» **Instructions to follow**
Please return every line in the following data that includes the string "this".

○ ○ ○ ○ ○ ○ ○

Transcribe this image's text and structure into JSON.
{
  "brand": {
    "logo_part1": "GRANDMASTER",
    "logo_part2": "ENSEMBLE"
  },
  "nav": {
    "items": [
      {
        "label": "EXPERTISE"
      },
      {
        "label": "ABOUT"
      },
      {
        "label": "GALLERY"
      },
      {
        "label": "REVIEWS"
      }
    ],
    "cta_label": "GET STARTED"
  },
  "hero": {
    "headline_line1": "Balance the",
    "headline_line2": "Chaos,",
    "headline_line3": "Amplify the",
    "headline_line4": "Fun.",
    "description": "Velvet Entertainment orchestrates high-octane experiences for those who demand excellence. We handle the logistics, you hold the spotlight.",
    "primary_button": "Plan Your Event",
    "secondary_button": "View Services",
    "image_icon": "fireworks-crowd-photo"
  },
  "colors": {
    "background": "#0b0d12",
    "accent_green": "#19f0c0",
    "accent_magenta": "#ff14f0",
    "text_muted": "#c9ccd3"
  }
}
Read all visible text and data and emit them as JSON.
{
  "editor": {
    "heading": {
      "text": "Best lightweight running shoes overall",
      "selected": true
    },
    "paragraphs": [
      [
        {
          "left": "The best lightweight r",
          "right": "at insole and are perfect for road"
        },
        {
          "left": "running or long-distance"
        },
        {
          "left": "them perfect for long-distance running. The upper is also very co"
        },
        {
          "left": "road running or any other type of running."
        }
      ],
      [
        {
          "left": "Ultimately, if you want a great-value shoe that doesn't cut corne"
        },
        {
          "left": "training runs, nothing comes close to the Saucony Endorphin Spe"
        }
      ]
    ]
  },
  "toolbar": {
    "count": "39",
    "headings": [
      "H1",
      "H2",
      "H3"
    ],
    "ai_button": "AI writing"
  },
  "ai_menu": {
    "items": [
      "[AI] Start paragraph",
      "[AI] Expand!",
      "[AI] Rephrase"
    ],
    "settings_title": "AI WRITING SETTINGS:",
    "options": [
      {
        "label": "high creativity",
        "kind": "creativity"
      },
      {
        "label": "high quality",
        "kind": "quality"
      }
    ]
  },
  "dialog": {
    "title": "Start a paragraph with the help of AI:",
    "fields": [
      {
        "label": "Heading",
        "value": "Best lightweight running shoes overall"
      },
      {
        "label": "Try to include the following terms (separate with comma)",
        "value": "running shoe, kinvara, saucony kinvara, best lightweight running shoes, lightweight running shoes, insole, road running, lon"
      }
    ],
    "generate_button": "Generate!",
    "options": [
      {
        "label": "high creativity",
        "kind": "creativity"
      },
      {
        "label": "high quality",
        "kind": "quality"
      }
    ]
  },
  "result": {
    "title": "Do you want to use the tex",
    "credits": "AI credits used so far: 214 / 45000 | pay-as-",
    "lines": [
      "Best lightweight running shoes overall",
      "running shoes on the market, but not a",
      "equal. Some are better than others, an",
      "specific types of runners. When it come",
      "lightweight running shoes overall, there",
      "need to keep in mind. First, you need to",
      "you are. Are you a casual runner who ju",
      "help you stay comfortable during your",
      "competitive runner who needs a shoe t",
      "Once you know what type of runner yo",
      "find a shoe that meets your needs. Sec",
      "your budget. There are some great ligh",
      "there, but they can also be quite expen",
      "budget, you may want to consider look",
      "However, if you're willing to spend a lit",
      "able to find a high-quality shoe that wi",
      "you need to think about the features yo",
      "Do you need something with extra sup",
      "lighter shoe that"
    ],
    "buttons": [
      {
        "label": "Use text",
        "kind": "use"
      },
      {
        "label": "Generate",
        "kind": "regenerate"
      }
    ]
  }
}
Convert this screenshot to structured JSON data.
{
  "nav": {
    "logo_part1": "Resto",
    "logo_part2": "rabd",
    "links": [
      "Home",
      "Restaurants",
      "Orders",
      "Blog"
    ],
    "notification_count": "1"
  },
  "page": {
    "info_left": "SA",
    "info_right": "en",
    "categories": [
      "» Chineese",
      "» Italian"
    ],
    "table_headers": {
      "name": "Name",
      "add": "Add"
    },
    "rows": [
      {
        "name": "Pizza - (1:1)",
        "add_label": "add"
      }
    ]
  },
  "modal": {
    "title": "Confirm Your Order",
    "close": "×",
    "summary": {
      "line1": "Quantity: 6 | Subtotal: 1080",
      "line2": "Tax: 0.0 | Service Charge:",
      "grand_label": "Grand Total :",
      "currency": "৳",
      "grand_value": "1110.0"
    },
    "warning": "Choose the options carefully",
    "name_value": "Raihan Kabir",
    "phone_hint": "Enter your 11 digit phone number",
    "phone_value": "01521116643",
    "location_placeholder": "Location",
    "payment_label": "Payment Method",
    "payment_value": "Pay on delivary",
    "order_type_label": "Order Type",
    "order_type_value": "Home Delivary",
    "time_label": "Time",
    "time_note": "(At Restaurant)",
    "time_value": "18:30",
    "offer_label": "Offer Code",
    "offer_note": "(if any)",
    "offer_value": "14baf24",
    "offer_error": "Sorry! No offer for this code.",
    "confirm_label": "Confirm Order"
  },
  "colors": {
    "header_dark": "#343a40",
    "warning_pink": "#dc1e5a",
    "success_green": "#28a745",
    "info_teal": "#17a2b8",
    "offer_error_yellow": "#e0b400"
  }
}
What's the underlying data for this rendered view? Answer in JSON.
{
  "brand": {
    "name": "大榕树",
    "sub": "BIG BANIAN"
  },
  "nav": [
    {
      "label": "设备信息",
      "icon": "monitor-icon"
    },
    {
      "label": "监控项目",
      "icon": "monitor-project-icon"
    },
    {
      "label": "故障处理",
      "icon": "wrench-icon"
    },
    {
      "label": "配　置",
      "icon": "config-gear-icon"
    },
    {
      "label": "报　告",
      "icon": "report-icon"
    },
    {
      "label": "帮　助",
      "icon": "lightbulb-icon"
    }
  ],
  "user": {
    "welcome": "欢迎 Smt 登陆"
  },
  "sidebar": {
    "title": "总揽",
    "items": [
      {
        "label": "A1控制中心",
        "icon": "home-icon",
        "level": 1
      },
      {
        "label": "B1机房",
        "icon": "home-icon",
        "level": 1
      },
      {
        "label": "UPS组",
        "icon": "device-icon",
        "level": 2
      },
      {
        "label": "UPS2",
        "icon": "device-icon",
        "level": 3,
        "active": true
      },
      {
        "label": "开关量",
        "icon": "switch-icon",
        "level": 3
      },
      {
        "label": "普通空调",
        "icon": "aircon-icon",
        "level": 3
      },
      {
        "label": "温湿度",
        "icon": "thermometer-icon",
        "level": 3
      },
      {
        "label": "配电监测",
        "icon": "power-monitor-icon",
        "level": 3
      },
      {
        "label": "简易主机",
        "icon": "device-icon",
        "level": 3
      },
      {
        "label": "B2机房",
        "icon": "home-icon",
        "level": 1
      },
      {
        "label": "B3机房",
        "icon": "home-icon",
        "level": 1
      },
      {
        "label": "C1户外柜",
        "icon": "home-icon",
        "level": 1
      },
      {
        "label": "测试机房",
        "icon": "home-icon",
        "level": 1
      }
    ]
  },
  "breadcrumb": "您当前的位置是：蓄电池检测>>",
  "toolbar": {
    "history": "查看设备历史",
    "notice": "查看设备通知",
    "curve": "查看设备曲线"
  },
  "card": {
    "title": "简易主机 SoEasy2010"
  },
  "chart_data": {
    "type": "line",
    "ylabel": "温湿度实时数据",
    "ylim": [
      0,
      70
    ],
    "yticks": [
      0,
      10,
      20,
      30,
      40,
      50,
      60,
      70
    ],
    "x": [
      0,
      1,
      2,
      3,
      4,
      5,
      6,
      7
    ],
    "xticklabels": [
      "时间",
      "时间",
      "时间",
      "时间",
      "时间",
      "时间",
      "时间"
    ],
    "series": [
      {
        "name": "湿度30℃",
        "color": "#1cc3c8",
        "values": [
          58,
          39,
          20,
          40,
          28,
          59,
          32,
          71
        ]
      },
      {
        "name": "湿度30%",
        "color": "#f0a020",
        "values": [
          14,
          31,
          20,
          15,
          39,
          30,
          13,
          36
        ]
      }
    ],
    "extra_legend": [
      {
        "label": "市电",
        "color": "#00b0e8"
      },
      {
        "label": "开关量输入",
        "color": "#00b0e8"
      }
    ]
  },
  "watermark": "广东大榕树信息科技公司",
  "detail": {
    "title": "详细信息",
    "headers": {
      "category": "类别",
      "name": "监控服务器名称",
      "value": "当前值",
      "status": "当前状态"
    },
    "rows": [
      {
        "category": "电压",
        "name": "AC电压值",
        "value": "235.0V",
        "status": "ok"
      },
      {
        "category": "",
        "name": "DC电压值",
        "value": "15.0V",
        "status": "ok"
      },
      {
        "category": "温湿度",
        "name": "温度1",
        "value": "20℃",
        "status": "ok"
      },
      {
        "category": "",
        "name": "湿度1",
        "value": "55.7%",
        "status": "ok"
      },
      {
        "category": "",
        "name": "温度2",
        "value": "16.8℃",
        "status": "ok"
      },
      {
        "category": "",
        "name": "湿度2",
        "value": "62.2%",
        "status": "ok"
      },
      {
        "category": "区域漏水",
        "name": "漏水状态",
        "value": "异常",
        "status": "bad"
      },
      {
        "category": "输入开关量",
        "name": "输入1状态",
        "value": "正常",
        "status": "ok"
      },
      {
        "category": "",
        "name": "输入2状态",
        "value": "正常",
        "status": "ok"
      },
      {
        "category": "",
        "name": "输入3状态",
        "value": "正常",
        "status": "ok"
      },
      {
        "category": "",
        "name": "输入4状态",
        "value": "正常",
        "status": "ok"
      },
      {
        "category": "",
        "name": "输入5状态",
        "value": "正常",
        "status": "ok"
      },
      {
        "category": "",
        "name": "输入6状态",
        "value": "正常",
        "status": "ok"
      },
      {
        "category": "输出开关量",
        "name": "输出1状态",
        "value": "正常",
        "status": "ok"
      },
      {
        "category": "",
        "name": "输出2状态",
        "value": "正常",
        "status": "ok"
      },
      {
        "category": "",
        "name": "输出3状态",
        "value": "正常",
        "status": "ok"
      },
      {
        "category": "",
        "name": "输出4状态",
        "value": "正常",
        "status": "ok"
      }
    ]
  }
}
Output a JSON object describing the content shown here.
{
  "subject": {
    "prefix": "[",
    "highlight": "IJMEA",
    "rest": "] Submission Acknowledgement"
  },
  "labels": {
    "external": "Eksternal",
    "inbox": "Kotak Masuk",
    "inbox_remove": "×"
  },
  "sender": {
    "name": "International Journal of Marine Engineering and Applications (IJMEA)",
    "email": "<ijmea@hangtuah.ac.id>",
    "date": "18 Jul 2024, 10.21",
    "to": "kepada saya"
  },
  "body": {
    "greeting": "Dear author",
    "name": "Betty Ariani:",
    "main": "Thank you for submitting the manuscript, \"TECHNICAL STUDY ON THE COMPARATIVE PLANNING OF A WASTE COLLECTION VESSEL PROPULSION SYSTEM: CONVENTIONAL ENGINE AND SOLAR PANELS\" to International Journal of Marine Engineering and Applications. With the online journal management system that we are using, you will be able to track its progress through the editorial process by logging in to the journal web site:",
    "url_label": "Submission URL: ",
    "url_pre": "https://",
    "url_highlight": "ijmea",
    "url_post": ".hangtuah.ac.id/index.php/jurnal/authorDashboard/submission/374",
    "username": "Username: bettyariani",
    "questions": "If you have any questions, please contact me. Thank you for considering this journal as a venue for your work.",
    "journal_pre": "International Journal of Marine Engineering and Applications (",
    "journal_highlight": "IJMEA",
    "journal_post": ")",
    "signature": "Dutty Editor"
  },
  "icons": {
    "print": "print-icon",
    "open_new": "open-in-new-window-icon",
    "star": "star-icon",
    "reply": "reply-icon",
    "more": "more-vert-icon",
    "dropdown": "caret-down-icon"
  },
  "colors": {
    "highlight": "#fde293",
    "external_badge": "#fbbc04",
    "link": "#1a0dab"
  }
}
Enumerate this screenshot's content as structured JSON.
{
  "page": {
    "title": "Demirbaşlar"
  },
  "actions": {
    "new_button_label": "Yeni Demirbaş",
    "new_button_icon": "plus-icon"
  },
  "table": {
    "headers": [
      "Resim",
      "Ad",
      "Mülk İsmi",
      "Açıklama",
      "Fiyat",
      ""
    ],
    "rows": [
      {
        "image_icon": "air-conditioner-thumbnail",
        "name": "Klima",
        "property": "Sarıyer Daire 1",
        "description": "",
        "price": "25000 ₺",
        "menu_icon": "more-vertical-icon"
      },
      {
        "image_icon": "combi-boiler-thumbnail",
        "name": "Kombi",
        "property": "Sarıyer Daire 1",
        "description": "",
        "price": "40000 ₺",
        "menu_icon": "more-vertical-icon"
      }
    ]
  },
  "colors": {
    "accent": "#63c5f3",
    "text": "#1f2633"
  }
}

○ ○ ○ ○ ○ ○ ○

» **Exercise answer**
Transcribe this image's text and structure into JSON.
Convert this screenshot to structured JSON data.
    "offer_error": "Sorry! No offer for this code.",
What's the underlying data for this rendered view? Answer in JSON.
    "questions": "If you have any questions, please contact me. Thank you for considering this journal as a venue for your work.",
Enumerate this screenshot's content as structured JSON.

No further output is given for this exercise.